ABOUT THIS TASK: In your copy, each record should read exactly as it does below, and no pictures should be present.

THE DATA:

Start of Block

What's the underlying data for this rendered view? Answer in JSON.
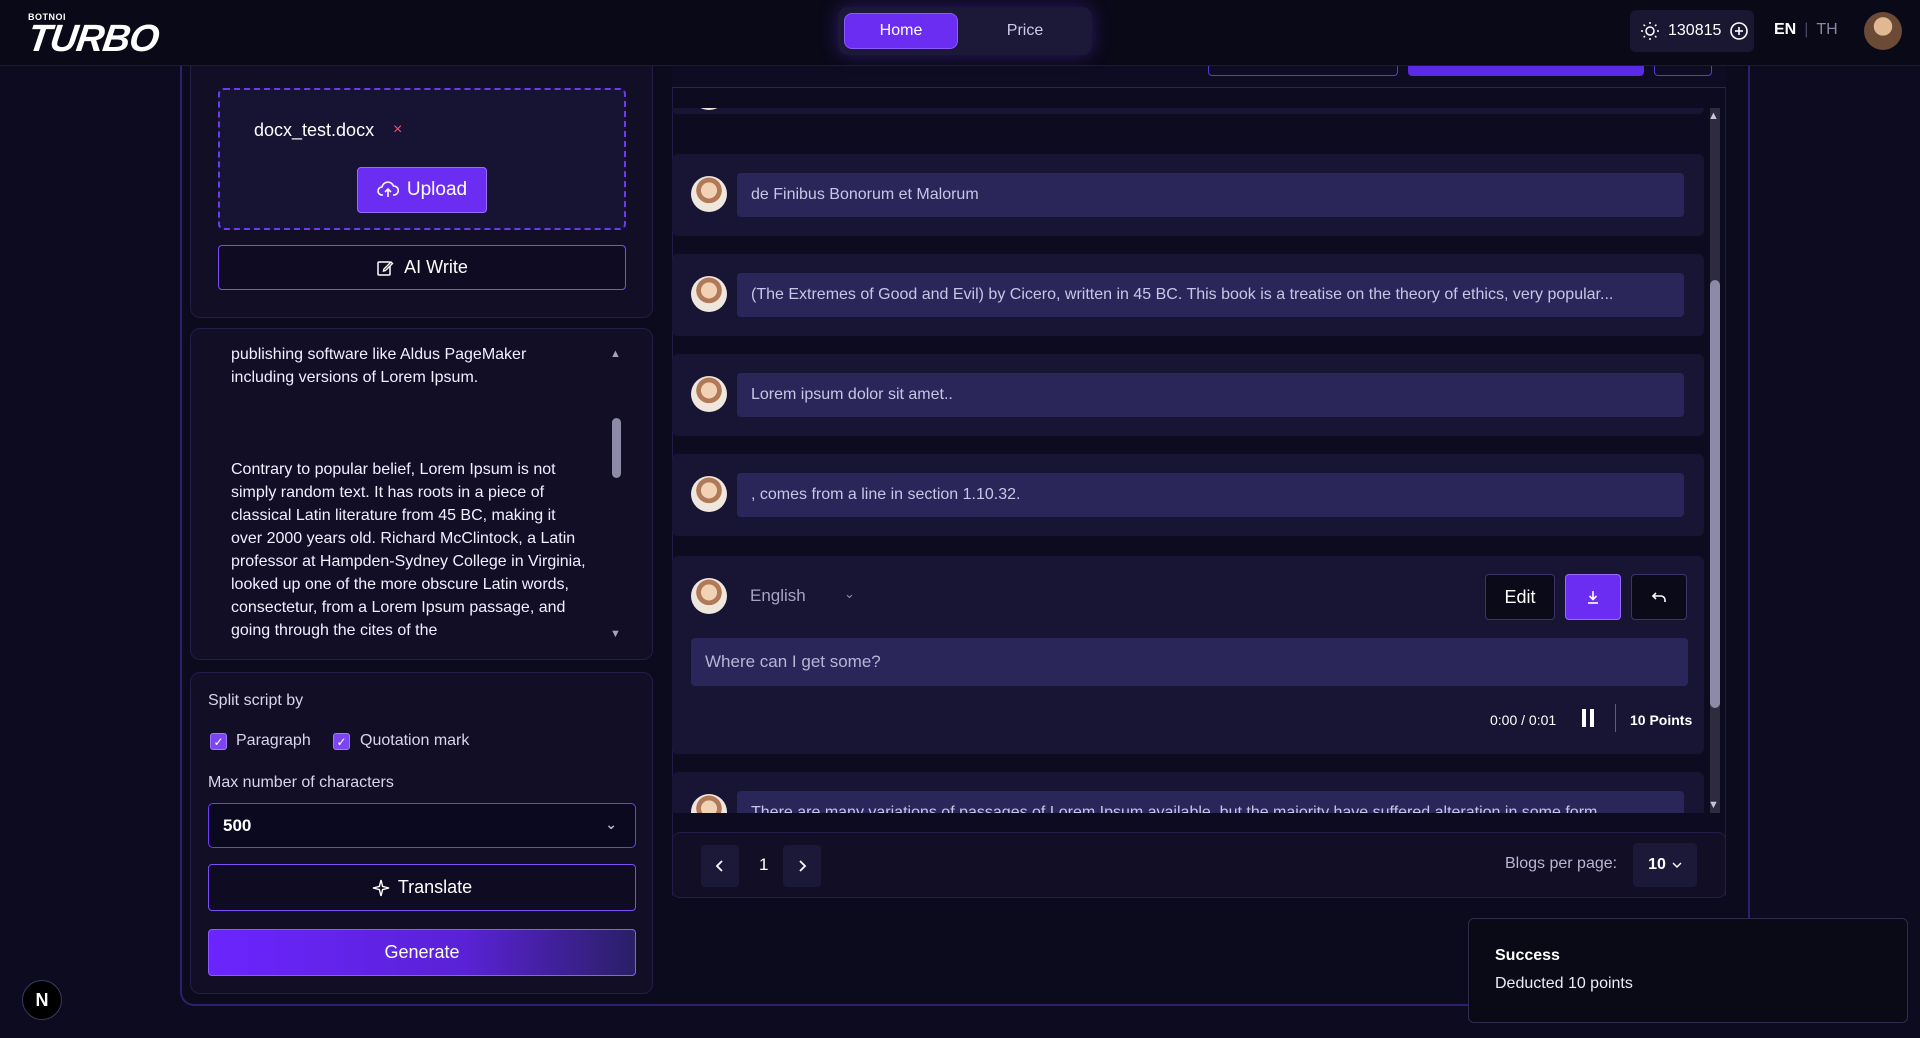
{
  "header": {
    "brand_small": "BOTNOI",
    "brand_big": "TURBO",
    "nav": {
      "home": "Home",
      "price": "Price"
    },
    "points": "130815",
    "lang_en": "EN",
    "lang_th": "TH",
    "lang_sep": "|"
  },
  "upload": {
    "file_name": "docx_test.docx",
    "remove": "×",
    "upload_label": "Upload",
    "ai_write_label": "AI Write"
  },
  "text_preview": {
    "paragraphs": [
      "publishing software like Aldus PageMaker including versions of Lorem Ipsum.",
      "Contrary to popular belief, Lorem Ipsum is not simply random text. It has roots in a piece of classical Latin literature from 45 BC, making it over 2000 years old. Richard McClintock, a Latin professor at Hampden-Sydney College in Virginia, looked up one of the more obscure Latin words, consectetur, from a Lorem Ipsum passage, and going through the cites of the"
    ]
  },
  "settings": {
    "split_label": "Split script by",
    "paragraph_label": "Paragraph",
    "quotation_label": "Quotation mark",
    "max_chars_label": "Max number of characters",
    "max_chars_value": "500",
    "translate_label": "Translate",
    "generate_label": "Generate"
  },
  "blocks": [
    {
      "text": "de Finibus Bonorum et Malorum"
    },
    {
      "text": "(The Extremes of Good and Evil) by Cicero, written in 45 BC. This book is a treatise on the theory of ethics, very popular..."
    },
    {
      "text": "Lorem ipsum dolor sit amet.."
    },
    {
      "text": ", comes from a line in section 1.10.32."
    }
  ],
  "active_block": {
    "language": "English",
    "edit_label": "Edit",
    "input_text": "Where can I get some?",
    "time": "0:00 / 0:01",
    "points": "10 Points"
  },
  "partial_block": {
    "text": "There are many variations of passages of Lorem Ipsum available, but the majority have suffered alteration in some form"
  },
  "pager": {
    "page": "1",
    "per_page_label": "Blogs per page:",
    "per_page_value": "10"
  },
  "toast": {
    "title": "Success",
    "message": "Deducted 10 points"
  },
  "badge": "N",
  "colors": {
    "accent": "#6b2df2",
    "background": "#0d0b1f",
    "field": "#2a2659",
    "danger": "#ff4d6d"
  }
}
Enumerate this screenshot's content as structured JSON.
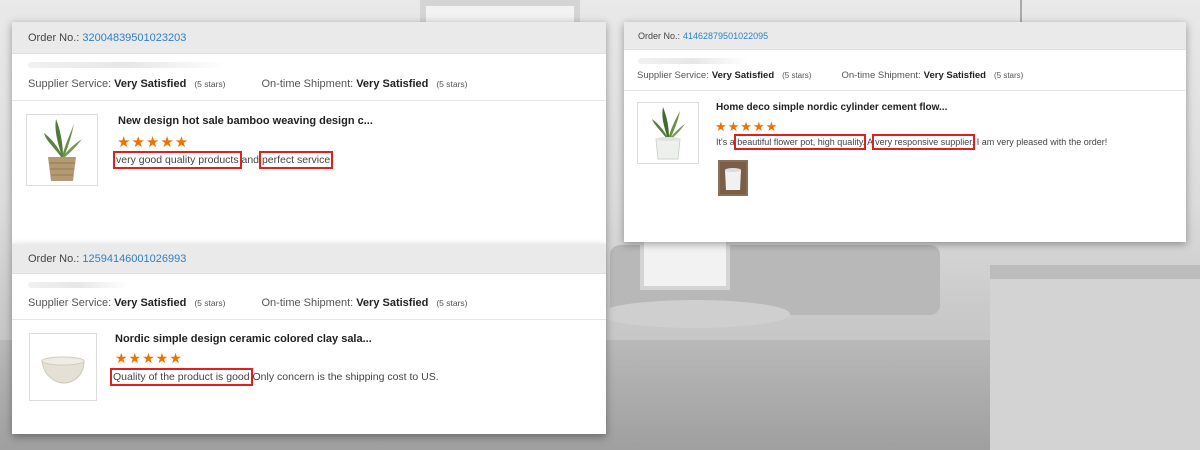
{
  "reviews": [
    {
      "order_label": "Order No.:",
      "order_no": "32004839501023203",
      "supplier_label": "Supplier Service:",
      "supplier_value": "Very Satisfied",
      "supplier_stars": "(5 stars)",
      "shipment_label": "On-time Shipment:",
      "shipment_value": "Very Satisfied",
      "shipment_stars": "(5 stars)",
      "product_title": "New design hot sale bamboo weaving design c...",
      "rating": 5,
      "stars_text": "★★★★★",
      "review_parts": [
        "very good quality products",
        " and ",
        "perfect service"
      ]
    },
    {
      "order_label": "Order No.:",
      "order_no": "12594146001026993",
      "supplier_label": "Supplier Service:",
      "supplier_value": "Very Satisfied",
      "supplier_stars": "(5 stars)",
      "shipment_label": "On-time Shipment:",
      "shipment_value": "Very Satisfied",
      "shipment_stars": "(5 stars)",
      "product_title": "Nordic simple design ceramic colored clay sala...",
      "rating": 5,
      "stars_text": "★★★★★",
      "review_parts": [
        "Quality of the product is good",
        " Only concern is the shipping cost to US."
      ]
    },
    {
      "order_label": "Order No.:",
      "order_no": "41462879501022095",
      "supplier_label": "Supplier Service:",
      "supplier_value": "Very Satisfied",
      "supplier_stars": "(5 stars)",
      "shipment_label": "On-time Shipment:",
      "shipment_value": "Very Satisfied",
      "shipment_stars": "(5 stars)",
      "product_title": "Home deco simple nordic cylinder cement flow...",
      "rating": 5,
      "stars_text": "★★★★★",
      "review_parts": [
        "It's a ",
        "beautiful flower pot, high quality",
        ". A ",
        "very responsive supplier",
        ". I am very pleased with the order!"
      ]
    }
  ],
  "colors": {
    "order_link": "#2f7fc7",
    "stars": "#f07000",
    "highlight": "#e02020"
  }
}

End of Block

RESULT OF THE EXERCISE:
What's the underlying data for this rendered view? Answer in JSON.
{
  "header": {
    "brand_small": "BOTNOI",
    "brand_big": "TURBO",
    "nav": {
      "home": "Home",
      "price": "Price"
    },
    "points": "130815",
    "lang_en": "EN",
    "lang_th": "TH",
    "lang_sep": "|"
  },
  "upload": {
    "file_name": "docx_test.docx",
    "remove": "×",
    "upload_label": "Upload",
    "ai_write_label": "AI Write"
  },
  "text_preview": {
    "paragraphs": [
      "publishing software like Aldus PageMaker including versions of Lorem Ipsum.",
      "Contrary to popular belief, Lorem Ipsum is not simply random text. It has roots in a piece of classical Latin literature from 45 BC, making it over 2000 years old. Richard McClintock, a Latin professor at Hampden-Sydney College in Virginia, looked up one of the more obscure Latin words, consectetur, from a Lorem Ipsum passage, and going through the cites of the"
    ]
  },
  "settings": {
    "split_label": "Split script by",
    "paragraph_label": "Paragraph",
    "quotation_label": "Quotation mark",
    "max_chars_label": "Max number of characters",
    "max_chars_value": "500",
    "translate_label": "Translate",
    "generate_label": "Generate"
  },
  "blocks": [
    {
      "text": "de Finibus Bonorum et Malorum"
    },
    {
      "text": "(The Extremes of Good and Evil) by Cicero, written in 45 BC. This book is a treatise on the theory of ethics, very popular..."
    },
    {
      "text": "Lorem ipsum dolor sit amet.."
    },
    {
      "text": ", comes from a line in section 1.10.32."
    }
  ],
  "active_block": {
    "language": "English",
    "edit_label": "Edit",
    "input_text": "Where can I get some?",
    "time": "0:00 / 0:01",
    "points": "10 Points"
  },
  "partial_block": {
    "text": "There are many variations of passages of Lorem Ipsum available, but the majority have suffered alteration in some form"
  },
  "pager": {
    "page": "1",
    "per_page_label": "Blogs per page:",
    "per_page_value": "10"
  },
  "toast": {
    "title": "Success",
    "message": "Deducted 10 points"
  },
  "badge": "N",
  "colors": {
    "accent": "#6b2df2",
    "background": "#0d0b1f",
    "field": "#2a2659",
    "danger": "#ff4d6d"
  }
}
Enumerate this screenshot's content as structured JSON.
{
  "reviews": [
    {
      "order_label": "Order No.:",
      "order_no": "32004839501023203",
      "supplier_label": "Supplier Service:",
      "supplier_value": "Very Satisfied",
      "supplier_stars": "(5 stars)",
      "shipment_label": "On-time Shipment:",
      "shipment_value": "Very Satisfied",
      "shipment_stars": "(5 stars)",
      "product_title": "New design hot sale bamboo weaving design c...",
      "rating": 5,
      "stars_text": "★★★★★",
      "review_parts": [
        "very good quality products",
        " and ",
        "perfect service"
      ]
    },
    {
      "order_label": "Order No.:",
      "order_no": "12594146001026993",
      "supplier_label": "Supplier Service:",
      "supplier_value": "Very Satisfied",
      "supplier_stars": "(5 stars)",
      "shipment_label": "On-time Shipment:",
      "shipment_value": "Very Satisfied",
      "shipment_stars": "(5 stars)",
      "product_title": "Nordic simple design ceramic colored clay sala...",
      "rating": 5,
      "stars_text": "★★★★★",
      "review_parts": [
        "Quality of the product is good",
        " Only concern is the shipping cost to US."
      ]
    },
    {
      "order_label": "Order No.:",
      "order_no": "41462879501022095",
      "supplier_label": "Supplier Service:",
      "supplier_value": "Very Satisfied",
      "supplier_stars": "(5 stars)",
      "shipment_label": "On-time Shipment:",
      "shipment_value": "Very Satisfied",
      "shipment_stars": "(5 stars)",
      "product_title": "Home deco simple nordic cylinder cement flow...",
      "rating": 5,
      "stars_text": "★★★★★",
      "review_parts": [
        "It's a ",
        "beautiful flower pot, high quality",
        ". A ",
        "very responsive supplier",
        ". I am very pleased with the order!"
      ]
    }
  ],
  "colors": {
    "order_link": "#2f7fc7",
    "stars": "#f07000",
    "highlight": "#e02020"
  }
}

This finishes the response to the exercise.